On 31 May, the European Commission put forward a proposal to reform the eurozone in response to the increasing economic disparities between the member states. The proposal envisages (amongst other measures): the creation of a common bank deposit guarantee fund, a eurozone budget, the issue of common debt, and vesting the new minister of finance of the eurozone with the competences of auditing the member states’ financial policies. Berlin has questioned these proposals for years. According to media reports, the German Ministry of Finance has insisted that the government put forward a position paper criticising the European Commission’s proposal, but it has been impossible to develop a compromise document due to resistance from the Social Democrats. Deputy chancellor Sigmar Gabriel (SPD) has accused the minister of finance, Wolfgang Schäuble, (CDU) of being inflexible in the search for new solutions to the eurozone’s problems.

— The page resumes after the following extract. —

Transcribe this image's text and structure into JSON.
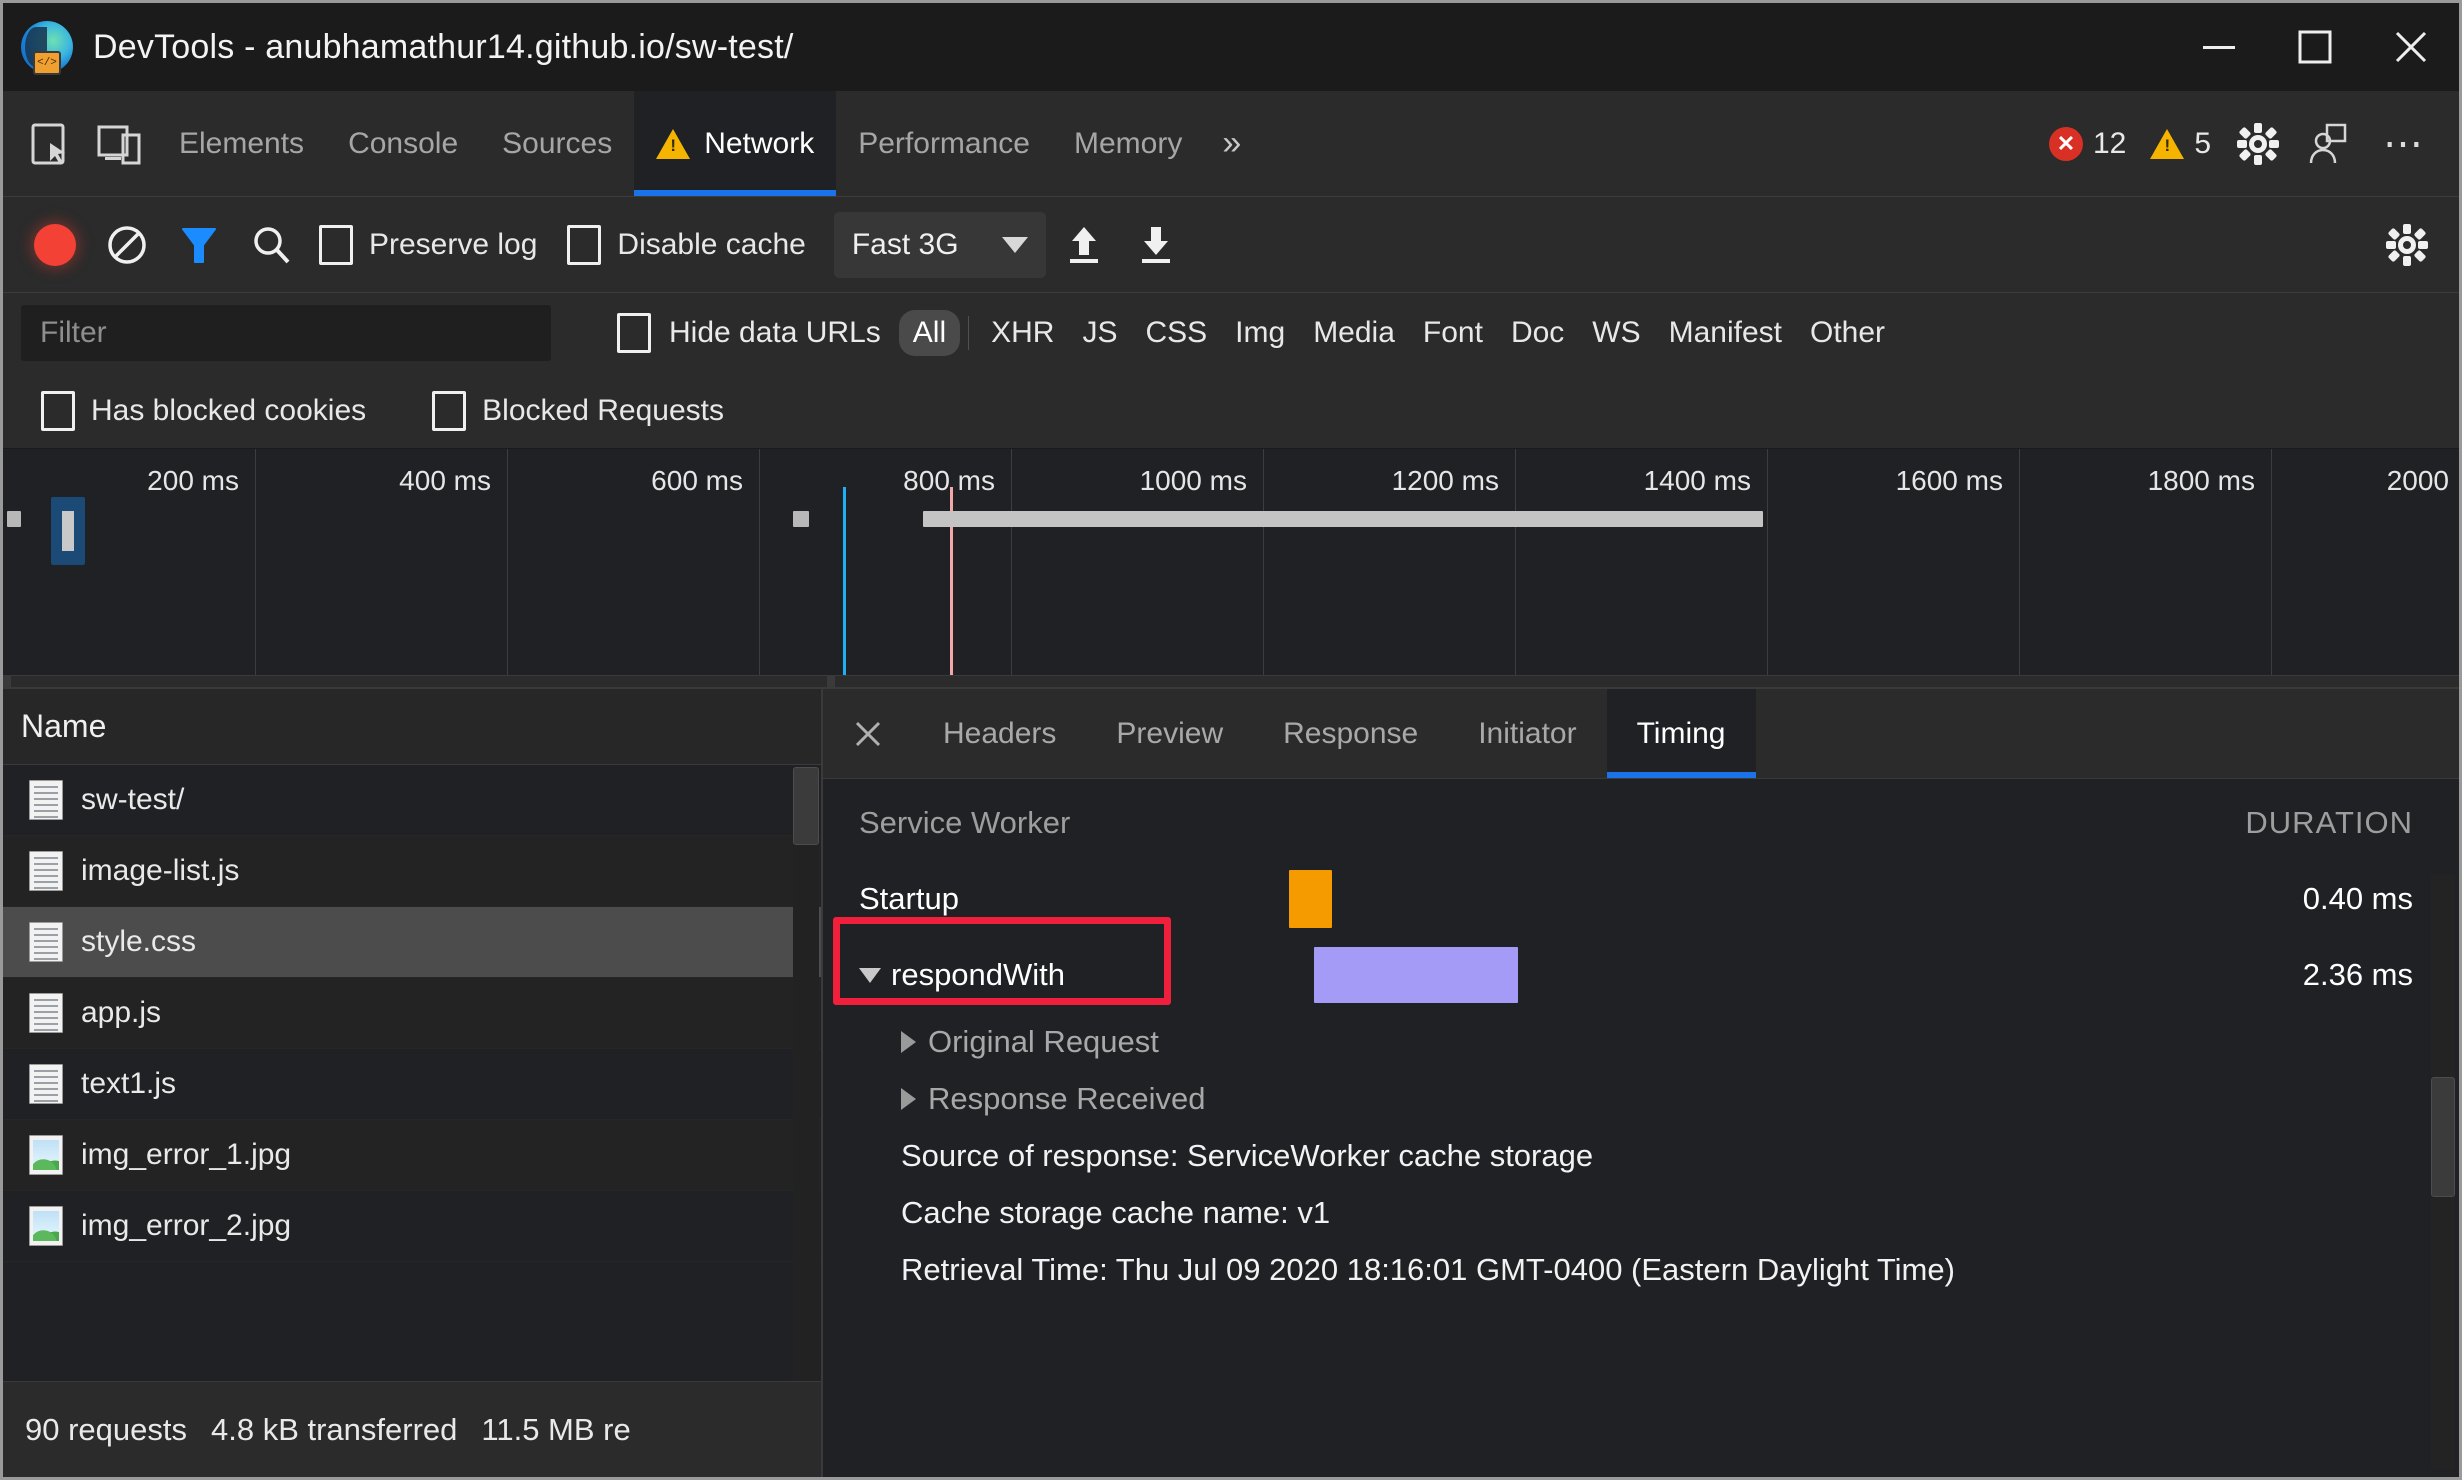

The European Commission’s concept is the second in the cycle of documents concerning the reform of the EU and the eurozone which are expected to contribute to the discussion on further integration. The document is vague and mainly contains a set of proposals which have been seen in public debate calling for a deeper reform of the eurozone. The presented concepts, one of whose main authors is the French Commissioner for Economic and Financial Affairs, Pierre Moscovici, have met with a cool reaction from Berlin. Germany opposes the establishment of fixed mechanisms of financial transfers between eurozone member states. It would prefer to create a European Monetary Fund where it would have a veto right and which could encourage countries to employ stricter budget discipline by offering loans.
The fact that Emmanuel Macron has been elected president of France, and the declarations of a protectionist policy from the US president contribute to mounting pressure on Germany to allocate more funds supporting the eurozone member states coping with economic problems. This will only be possible in the timeframe of a few years, after France has implemented structural reforms. Decisions concerning the directions of integration will be an effect of a compromise between France and Germany. The minister of finance, Wolfgang Schäuble, has demonstrated his openness to such solution by establishing a joint German-French working group for eurozone reforms in May this year.
Ahead of the election to the Bundestag scheduled for September this year, the Social Democrats have been hinting that they are more prepared to offer support to those eurozone member states which have financial problems, such as Greece, France or Italy. This seems to be merely a tactical move for the needs of the election campaign in order to present the SPD as a party which has more empathy than the Christian Democrats. The SPD’s participation in the government coalition with the Christian Democrats since 2013 has not led to Germany modifying its stance on eurozone reform so far. It is still based on austerity policy in exchange for loans, as pushed through by Chancellor Angela Merkel and Wolfgang Schäuble. According to an internal analysis of the Ministry for the Economy (controlled by the Social Democrats) which was published by Handelsblatt in April this year, the ministry sees no possibility to offer greater support to the eurozone member states affected by economic problems.